• **Work instruction**
Check each line of the listing for the string "fish", then state how many lines have it. Only the number is wanted.

=== Data extract ===

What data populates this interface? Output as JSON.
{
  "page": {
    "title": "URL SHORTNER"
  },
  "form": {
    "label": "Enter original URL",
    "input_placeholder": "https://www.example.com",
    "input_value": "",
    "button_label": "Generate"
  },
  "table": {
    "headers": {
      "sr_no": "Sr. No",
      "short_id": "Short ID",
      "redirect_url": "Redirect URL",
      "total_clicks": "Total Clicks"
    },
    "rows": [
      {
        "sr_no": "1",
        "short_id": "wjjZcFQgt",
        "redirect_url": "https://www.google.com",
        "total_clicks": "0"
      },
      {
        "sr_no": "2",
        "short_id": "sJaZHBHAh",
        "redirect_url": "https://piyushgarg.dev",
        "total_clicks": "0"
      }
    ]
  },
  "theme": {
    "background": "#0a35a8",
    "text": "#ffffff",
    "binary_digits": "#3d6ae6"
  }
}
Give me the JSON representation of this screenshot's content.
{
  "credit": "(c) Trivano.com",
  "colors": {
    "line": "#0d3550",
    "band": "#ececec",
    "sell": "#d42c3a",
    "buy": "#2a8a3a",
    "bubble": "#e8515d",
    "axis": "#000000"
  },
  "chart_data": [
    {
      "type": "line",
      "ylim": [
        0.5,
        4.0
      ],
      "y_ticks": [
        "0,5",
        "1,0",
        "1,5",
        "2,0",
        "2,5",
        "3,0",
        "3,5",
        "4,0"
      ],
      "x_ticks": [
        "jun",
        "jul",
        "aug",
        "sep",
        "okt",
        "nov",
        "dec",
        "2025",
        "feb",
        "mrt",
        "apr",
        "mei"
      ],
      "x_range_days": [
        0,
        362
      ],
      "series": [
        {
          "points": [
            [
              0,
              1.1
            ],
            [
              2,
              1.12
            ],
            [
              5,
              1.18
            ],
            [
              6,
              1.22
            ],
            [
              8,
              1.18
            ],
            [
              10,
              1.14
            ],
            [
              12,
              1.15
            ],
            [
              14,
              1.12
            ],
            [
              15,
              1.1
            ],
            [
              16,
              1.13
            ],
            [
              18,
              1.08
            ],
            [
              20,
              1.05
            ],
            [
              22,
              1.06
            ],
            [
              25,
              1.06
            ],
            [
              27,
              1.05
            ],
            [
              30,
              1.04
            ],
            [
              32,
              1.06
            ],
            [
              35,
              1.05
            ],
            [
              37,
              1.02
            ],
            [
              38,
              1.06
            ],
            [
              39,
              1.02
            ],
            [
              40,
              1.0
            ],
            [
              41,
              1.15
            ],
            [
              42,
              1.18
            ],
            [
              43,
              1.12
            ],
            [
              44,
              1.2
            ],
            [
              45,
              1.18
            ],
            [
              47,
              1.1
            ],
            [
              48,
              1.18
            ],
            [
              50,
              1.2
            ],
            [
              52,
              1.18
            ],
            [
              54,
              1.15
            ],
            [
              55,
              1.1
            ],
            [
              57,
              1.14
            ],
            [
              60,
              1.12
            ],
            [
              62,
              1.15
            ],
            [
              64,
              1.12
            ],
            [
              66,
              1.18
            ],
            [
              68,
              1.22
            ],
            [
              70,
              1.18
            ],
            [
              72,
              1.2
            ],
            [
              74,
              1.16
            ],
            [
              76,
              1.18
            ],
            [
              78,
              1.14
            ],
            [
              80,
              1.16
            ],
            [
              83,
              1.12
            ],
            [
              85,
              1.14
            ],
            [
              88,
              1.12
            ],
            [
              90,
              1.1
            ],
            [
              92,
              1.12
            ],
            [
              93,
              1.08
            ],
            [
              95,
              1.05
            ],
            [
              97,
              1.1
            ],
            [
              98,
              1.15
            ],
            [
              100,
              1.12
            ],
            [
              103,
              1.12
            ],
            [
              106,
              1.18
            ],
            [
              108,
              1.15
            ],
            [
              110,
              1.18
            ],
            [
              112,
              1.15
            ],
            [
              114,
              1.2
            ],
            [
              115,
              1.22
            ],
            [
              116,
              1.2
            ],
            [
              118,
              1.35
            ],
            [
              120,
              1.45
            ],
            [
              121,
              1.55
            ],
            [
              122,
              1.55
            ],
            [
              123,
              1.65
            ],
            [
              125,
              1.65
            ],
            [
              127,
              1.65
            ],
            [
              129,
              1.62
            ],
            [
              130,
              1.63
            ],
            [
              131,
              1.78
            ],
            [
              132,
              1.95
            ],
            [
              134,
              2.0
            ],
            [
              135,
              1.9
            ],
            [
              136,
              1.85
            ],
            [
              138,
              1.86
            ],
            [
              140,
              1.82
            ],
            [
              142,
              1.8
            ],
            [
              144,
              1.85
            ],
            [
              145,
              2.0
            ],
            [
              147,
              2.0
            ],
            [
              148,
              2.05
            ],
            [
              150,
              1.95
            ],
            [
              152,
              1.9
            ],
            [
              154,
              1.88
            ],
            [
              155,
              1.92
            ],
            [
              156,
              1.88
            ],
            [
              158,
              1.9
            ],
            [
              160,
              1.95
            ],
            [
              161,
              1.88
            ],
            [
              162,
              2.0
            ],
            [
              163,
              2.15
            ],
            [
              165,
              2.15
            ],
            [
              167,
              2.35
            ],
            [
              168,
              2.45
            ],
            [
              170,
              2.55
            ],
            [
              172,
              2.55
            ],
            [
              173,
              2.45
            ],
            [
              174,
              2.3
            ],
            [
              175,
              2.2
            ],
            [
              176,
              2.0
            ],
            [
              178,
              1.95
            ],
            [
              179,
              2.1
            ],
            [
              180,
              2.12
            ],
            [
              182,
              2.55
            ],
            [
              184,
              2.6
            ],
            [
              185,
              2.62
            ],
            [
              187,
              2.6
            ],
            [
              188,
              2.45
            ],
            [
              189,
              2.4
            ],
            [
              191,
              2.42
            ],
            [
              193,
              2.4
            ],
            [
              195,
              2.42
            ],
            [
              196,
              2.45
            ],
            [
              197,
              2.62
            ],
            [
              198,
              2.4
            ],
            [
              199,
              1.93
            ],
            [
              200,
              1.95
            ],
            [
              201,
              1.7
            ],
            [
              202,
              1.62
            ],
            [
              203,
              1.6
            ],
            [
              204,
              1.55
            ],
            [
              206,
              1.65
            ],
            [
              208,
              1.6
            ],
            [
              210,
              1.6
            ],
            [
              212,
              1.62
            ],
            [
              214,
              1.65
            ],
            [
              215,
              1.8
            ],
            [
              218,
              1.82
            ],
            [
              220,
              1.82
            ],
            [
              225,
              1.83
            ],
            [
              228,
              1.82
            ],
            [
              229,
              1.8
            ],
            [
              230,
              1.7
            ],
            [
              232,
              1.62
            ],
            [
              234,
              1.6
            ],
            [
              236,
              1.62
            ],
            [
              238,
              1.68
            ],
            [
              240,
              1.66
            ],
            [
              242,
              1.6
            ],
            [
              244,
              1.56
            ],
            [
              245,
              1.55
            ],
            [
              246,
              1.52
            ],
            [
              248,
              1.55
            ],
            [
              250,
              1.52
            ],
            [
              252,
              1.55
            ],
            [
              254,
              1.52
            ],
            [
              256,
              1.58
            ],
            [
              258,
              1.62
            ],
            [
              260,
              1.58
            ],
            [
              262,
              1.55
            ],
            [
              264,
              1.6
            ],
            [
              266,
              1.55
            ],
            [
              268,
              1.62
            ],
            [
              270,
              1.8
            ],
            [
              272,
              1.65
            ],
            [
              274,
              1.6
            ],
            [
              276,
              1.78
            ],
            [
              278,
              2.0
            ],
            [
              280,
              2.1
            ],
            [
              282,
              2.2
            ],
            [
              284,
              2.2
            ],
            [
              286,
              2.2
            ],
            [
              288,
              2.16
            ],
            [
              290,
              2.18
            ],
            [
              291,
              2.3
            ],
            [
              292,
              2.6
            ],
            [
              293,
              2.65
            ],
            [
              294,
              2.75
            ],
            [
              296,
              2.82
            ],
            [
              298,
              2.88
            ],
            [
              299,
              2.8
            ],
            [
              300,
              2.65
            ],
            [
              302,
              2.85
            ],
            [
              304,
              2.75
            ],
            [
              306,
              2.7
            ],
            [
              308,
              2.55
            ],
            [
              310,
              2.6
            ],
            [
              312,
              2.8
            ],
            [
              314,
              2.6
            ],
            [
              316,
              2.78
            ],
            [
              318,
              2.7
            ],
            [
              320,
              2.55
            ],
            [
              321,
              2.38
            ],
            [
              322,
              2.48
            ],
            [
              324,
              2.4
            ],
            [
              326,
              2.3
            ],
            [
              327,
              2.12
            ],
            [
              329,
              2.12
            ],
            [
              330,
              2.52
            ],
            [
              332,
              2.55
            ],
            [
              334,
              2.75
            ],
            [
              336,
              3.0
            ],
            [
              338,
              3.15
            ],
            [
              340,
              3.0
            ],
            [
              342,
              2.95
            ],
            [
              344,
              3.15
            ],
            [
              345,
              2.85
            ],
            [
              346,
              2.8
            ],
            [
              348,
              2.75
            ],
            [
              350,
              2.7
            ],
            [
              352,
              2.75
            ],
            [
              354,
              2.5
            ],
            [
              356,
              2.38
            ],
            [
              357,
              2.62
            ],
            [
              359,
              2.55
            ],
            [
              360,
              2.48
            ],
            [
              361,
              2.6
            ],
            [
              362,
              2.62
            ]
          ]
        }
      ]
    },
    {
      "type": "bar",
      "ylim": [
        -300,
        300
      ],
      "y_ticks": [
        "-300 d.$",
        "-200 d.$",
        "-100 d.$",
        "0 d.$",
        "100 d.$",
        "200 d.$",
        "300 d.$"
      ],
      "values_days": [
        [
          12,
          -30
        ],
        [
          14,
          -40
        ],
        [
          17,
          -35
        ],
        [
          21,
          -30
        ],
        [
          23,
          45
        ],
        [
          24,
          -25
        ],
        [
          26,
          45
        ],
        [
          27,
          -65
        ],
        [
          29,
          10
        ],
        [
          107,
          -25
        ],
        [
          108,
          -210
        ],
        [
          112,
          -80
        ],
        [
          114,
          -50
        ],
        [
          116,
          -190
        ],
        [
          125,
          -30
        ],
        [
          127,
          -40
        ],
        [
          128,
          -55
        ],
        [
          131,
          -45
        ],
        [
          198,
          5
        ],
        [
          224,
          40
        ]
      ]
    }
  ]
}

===
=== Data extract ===

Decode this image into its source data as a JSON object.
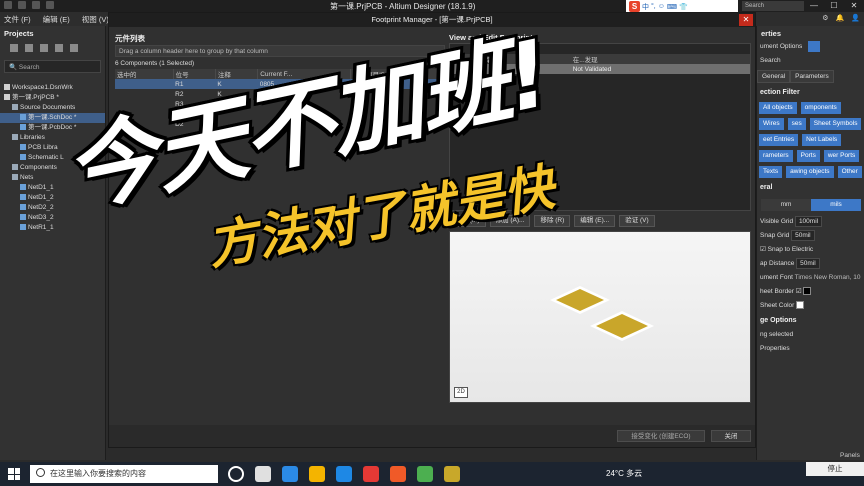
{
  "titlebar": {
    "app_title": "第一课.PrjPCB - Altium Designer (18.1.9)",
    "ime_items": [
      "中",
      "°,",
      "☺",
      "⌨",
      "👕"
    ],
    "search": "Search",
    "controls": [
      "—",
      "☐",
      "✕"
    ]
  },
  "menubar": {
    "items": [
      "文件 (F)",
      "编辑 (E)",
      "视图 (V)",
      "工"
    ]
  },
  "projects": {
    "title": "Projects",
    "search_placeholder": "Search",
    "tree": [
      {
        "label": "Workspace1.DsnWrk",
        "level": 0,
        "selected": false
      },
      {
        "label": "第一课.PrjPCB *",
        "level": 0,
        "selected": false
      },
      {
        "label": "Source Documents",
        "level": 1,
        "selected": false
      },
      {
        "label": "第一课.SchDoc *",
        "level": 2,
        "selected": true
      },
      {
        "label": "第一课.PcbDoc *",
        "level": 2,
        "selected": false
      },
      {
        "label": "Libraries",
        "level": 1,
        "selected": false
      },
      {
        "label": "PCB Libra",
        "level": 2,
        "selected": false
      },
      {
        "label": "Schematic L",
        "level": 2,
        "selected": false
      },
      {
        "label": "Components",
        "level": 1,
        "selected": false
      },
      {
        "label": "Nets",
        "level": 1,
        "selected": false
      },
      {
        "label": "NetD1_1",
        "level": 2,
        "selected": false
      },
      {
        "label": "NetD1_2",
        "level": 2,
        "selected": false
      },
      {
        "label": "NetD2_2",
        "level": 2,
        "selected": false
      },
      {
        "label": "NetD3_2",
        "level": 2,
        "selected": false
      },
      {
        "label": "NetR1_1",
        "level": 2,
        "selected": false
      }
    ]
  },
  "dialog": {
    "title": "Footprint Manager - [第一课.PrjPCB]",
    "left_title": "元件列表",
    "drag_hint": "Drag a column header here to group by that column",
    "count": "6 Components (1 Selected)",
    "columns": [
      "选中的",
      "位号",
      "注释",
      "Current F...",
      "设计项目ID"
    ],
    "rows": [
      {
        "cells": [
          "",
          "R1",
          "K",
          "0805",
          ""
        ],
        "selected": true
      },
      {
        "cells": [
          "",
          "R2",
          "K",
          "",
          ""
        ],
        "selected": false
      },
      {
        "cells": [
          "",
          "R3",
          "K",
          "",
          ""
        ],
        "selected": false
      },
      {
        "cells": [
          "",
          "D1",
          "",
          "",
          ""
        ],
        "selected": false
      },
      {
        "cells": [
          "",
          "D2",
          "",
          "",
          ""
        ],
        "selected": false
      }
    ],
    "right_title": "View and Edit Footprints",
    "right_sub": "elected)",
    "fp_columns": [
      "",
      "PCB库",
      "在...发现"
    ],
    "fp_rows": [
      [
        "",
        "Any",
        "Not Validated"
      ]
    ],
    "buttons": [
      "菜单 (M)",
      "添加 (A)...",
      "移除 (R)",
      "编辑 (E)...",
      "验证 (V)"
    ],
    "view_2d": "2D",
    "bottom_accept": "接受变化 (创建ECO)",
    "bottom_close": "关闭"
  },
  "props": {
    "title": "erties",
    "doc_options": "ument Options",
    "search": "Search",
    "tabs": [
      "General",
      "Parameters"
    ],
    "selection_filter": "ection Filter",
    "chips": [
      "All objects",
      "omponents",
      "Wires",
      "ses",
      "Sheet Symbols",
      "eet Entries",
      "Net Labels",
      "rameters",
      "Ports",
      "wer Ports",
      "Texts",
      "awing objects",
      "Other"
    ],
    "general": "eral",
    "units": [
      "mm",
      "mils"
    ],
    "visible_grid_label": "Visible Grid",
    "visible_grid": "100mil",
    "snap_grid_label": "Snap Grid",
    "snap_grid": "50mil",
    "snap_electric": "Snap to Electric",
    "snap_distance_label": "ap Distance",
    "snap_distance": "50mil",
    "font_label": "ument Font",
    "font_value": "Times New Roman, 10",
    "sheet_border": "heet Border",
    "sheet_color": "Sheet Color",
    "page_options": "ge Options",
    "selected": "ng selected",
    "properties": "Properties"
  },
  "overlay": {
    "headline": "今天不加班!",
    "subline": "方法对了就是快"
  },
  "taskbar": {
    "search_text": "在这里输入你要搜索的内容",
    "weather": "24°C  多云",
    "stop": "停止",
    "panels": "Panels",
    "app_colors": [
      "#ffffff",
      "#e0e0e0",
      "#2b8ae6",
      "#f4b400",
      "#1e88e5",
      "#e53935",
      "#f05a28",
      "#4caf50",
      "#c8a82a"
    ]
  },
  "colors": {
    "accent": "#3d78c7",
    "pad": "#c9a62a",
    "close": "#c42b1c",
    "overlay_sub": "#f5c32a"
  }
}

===
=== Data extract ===

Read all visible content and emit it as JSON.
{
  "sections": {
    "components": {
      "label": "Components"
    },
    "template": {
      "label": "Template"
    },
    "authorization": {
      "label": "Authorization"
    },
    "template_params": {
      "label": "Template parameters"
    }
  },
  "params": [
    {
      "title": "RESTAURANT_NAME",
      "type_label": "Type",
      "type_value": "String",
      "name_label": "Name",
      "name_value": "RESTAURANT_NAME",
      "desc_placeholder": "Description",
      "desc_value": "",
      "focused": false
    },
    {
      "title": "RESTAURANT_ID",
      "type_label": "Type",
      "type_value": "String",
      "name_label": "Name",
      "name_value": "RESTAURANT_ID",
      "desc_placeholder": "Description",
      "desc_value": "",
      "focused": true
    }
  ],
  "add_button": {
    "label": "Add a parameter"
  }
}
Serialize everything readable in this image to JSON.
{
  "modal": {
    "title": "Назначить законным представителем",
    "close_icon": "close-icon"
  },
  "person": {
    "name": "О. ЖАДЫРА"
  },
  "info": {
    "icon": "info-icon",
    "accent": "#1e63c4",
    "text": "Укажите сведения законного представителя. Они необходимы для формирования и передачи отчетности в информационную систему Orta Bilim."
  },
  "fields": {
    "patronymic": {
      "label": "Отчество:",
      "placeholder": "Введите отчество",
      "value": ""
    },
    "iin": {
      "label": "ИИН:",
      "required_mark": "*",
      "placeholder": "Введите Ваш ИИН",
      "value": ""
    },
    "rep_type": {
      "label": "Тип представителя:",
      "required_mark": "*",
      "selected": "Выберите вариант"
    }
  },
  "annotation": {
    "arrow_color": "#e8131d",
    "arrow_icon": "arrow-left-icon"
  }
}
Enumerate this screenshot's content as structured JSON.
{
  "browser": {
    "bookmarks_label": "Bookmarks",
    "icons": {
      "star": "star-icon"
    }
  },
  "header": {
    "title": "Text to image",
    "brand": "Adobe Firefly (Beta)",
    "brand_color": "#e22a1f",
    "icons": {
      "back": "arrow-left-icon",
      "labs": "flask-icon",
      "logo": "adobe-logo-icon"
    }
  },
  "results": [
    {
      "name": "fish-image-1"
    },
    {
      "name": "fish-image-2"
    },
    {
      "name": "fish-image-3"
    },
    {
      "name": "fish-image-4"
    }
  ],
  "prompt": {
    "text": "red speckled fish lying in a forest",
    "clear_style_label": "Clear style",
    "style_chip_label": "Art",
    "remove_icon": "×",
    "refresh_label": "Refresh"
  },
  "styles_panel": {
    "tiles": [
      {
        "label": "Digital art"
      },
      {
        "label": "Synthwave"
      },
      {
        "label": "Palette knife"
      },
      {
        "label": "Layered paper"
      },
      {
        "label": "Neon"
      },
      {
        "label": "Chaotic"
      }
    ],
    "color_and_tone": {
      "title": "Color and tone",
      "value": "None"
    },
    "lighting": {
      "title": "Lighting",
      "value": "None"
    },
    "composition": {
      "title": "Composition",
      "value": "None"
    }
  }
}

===

• **Expected answer**
5